Recovery is a lifelong process that involves changing your behaviors and thought patterns. Though you’ll get in the habit of practicing daily, the journey isn’t always easy. And while many treatment programs offer robust aftercare programs, you ultimately hold the success of your recovery in your hands. That’s why practicing self-care is so essential.
Because everyone is unique, the self-care habits you develop may be very different from what works for someone else – and that’s OK. However, some components of self-care apply equally well to almost anyone who is working to maintain long-term sobriety.

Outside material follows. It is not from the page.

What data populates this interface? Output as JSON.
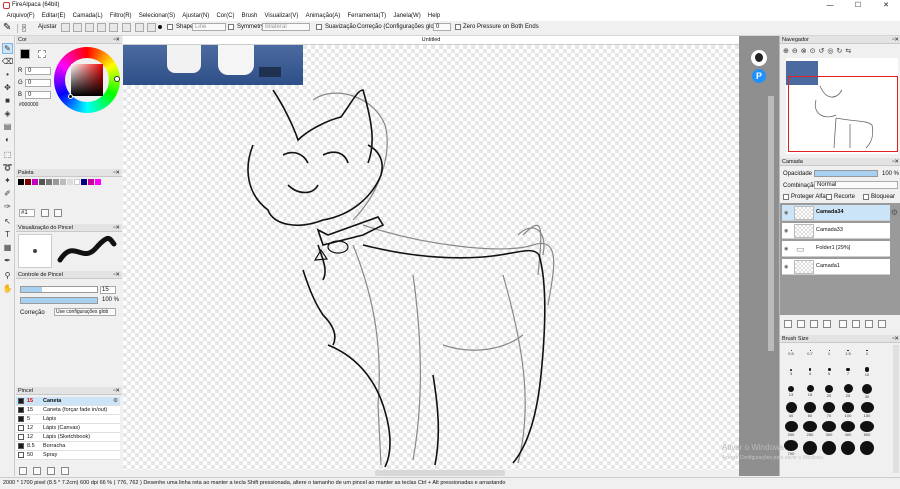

Exercise: You don’t have to become a bodybuilder or a triathlete. Research shows just 30 minurtes of light-intensity exercise per day is enough to benefit your health. And, if you find an exercise you enjoy doing, you’ll be more likely to keep at it. Try out several different activities to find what works best for you.
Get Enough Sleep: Sleep affects every facet of your health, and the quality of your sleep is also essential for helping you maintain a positive outlook on life. While you sleep, your body restores itself to prepare for the next day. If you don’t sleep enough, you could be at higher risk for heart disease, diabetes and more.
Eat a Balanced Diet: In recovery, it may be tempting to swap old bad habits with new ones, such as eating junk food. However, eating well will give you more energy and promote a positive outlook on life.
Emotional and Social Self-Care
De-Stress: Recovery can be challenging, and an inability to relax can trigger a relapse. Get a massage, go for a long walk in the woods or just block off time for meditation or self-reflection. Though you can’t make work, family and daily responsibilities disappear completely, you can still schedule time for yourself.
Strike a Healthy Balance: In recovery, it can be easy to put all your eggs in one basket – whether it’s work, a person or even the practice of recovery itself. If you go to daily AA meetings, but you constantly feel overtaxed, are you really practicing successful self-care? Instead of becoming overly dependent on one or two aspects of your life, find a healthy equilibrium.
Find a Listening Ear: Many people find regular therapy sessions are incredibly helpful in self-care, especially in early recovery. For others, a caring friend or family member who is a good listener may be enough.
Find the Guidance You Need at Guardian Recovery Network
Self-care is a practice of understanding, accepting and loving yourself to promote a healthier mind-body connection. If you are seeking help for yourself or someone you care about, contact us anytime.